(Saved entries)

================================

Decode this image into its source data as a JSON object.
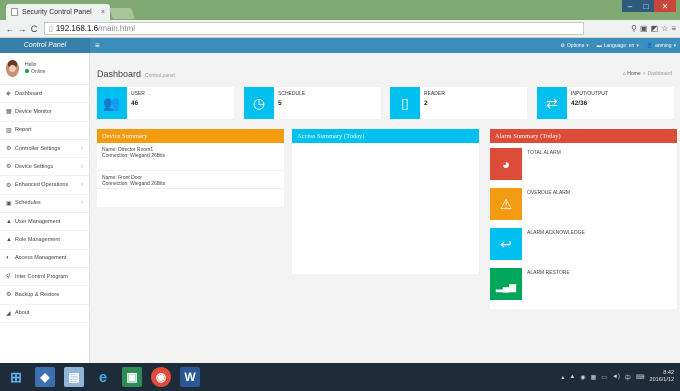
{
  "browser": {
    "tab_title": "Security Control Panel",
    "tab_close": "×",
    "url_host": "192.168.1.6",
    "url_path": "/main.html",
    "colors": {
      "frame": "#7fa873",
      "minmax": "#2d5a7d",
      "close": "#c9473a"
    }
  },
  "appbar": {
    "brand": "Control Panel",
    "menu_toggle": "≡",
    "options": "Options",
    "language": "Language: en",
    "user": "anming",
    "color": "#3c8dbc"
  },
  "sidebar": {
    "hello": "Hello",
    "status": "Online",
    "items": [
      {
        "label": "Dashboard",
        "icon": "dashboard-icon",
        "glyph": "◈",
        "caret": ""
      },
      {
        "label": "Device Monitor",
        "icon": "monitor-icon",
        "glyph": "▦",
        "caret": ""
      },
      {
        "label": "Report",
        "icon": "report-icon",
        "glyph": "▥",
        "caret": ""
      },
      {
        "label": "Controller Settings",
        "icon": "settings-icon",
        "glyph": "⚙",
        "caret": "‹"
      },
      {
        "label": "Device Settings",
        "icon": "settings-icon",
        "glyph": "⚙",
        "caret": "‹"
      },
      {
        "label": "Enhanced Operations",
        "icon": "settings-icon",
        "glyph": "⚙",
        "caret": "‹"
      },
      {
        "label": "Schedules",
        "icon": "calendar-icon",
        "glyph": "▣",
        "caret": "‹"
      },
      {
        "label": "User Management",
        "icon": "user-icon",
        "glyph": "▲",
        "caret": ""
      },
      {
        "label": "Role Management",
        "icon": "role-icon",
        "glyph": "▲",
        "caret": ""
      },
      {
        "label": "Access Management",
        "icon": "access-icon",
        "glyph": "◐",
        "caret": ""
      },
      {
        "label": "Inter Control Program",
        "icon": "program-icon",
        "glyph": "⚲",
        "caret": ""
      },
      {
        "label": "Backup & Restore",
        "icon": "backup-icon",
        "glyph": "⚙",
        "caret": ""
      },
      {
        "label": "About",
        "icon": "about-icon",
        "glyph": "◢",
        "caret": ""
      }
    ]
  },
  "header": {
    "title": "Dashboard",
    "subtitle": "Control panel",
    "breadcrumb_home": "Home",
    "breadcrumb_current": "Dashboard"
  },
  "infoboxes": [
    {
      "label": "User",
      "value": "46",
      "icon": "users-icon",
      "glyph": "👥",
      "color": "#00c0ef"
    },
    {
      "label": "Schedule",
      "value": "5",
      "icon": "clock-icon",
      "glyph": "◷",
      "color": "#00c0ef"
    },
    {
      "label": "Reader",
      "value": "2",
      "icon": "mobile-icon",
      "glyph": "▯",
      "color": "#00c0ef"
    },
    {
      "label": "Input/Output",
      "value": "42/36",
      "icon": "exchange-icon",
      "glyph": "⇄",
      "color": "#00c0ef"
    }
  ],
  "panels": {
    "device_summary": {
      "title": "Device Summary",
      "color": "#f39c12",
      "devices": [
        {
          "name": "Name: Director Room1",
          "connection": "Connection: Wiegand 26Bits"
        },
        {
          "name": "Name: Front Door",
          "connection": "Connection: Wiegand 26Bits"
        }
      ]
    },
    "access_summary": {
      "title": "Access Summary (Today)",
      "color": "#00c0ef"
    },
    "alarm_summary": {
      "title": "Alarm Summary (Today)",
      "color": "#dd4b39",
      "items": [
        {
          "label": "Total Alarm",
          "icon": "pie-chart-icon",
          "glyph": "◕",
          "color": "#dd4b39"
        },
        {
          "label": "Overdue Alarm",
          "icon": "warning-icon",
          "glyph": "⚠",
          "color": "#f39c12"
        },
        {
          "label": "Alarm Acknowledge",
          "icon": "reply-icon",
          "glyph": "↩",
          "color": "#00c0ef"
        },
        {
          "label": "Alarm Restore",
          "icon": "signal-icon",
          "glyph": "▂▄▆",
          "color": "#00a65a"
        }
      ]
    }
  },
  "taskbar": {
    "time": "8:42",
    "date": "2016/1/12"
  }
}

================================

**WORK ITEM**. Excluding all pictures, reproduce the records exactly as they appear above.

**TASK OUTPUT**.
Decode this image into its source data as a JSON object.
{
  "browser": {
    "tab_title": "Security Control Panel",
    "tab_close": "×",
    "url_host": "192.168.1.6",
    "url_path": "/main.html",
    "colors": {
      "frame": "#7fa873",
      "minmax": "#2d5a7d",
      "close": "#c9473a"
    }
  },
  "appbar": {
    "brand": "Control Panel",
    "menu_toggle": "≡",
    "options": "Options",
    "language": "Language: en",
    "user": "anming",
    "color": "#3c8dbc"
  },
  "sidebar": {
    "hello": "Hello",
    "status": "Online",
    "items": [
      {
        "label": "Dashboard",
        "icon": "dashboard-icon",
        "glyph": "◈",
        "caret": ""
      },
      {
        "label": "Device Monitor",
        "icon": "monitor-icon",
        "glyph": "▦",
        "caret": ""
      },
      {
        "label": "Report",
        "icon": "report-icon",
        "glyph": "▥",
        "caret": ""
      },
      {
        "label": "Controller Settings",
        "icon": "settings-icon",
        "glyph": "⚙",
        "caret": "‹"
      },
      {
        "label": "Device Settings",
        "icon": "settings-icon",
        "glyph": "⚙",
        "caret": "‹"
      },
      {
        "label": "Enhanced Operations",
        "icon": "settings-icon",
        "glyph": "⚙",
        "caret": "‹"
      },
      {
        "label": "Schedules",
        "icon": "calendar-icon",
        "glyph": "▣",
        "caret": "‹"
      },
      {
        "label": "User Management",
        "icon": "user-icon",
        "glyph": "▲",
        "caret": ""
      },
      {
        "label": "Role Management",
        "icon": "role-icon",
        "glyph": "▲",
        "caret": ""
      },
      {
        "label": "Access Management",
        "icon": "access-icon",
        "glyph": "◐",
        "caret": ""
      },
      {
        "label": "Inter Control Program",
        "icon": "program-icon",
        "glyph": "⚲",
        "caret": ""
      },
      {
        "label": "Backup & Restore",
        "icon": "backup-icon",
        "glyph": "⚙",
        "caret": ""
      },
      {
        "label": "About",
        "icon": "about-icon",
        "glyph": "◢",
        "caret": ""
      }
    ]
  },
  "header": {
    "title": "Dashboard",
    "subtitle": "Control panel",
    "breadcrumb_home": "Home",
    "breadcrumb_current": "Dashboard"
  },
  "infoboxes": [
    {
      "label": "User",
      "value": "46",
      "icon": "users-icon",
      "glyph": "👥",
      "color": "#00c0ef"
    },
    {
      "label": "Schedule",
      "value": "5",
      "icon": "clock-icon",
      "glyph": "◷",
      "color": "#00c0ef"
    },
    {
      "label": "Reader",
      "value": "2",
      "icon": "mobile-icon",
      "glyph": "▯",
      "color": "#00c0ef"
    },
    {
      "label": "Input/Output",
      "value": "42/36",
      "icon": "exchange-icon",
      "glyph": "⇄",
      "color": "#00c0ef"
    }
  ],
  "panels": {
    "device_summary": {
      "title": "Device Summary",
      "color": "#f39c12",
      "devices": [
        {
          "name": "Name: Director Room1",
          "connection": "Connection: Wiegand 26Bits"
        },
        {
          "name": "Name: Front Door",
          "connection": "Connection: Wiegand 26Bits"
        }
      ]
    },
    "access_summary": {
      "title": "Access Summary (Today)",
      "color": "#00c0ef"
    },
    "alarm_summary": {
      "title": "Alarm Summary (Today)",
      "color": "#dd4b39",
      "items": [
        {
          "label": "Total Alarm",
          "icon": "pie-chart-icon",
          "glyph": "◕",
          "color": "#dd4b39"
        },
        {
          "label": "Overdue Alarm",
          "icon": "warning-icon",
          "glyph": "⚠",
          "color": "#f39c12"
        },
        {
          "label": "Alarm Acknowledge",
          "icon": "reply-icon",
          "glyph": "↩",
          "color": "#00c0ef"
        },
        {
          "label": "Alarm Restore",
          "icon": "signal-icon",
          "glyph": "▂▄▆",
          "color": "#00a65a"
        }
      ]
    }
  },
  "taskbar": {
    "time": "8:42",
    "date": "2016/1/12"
  }
}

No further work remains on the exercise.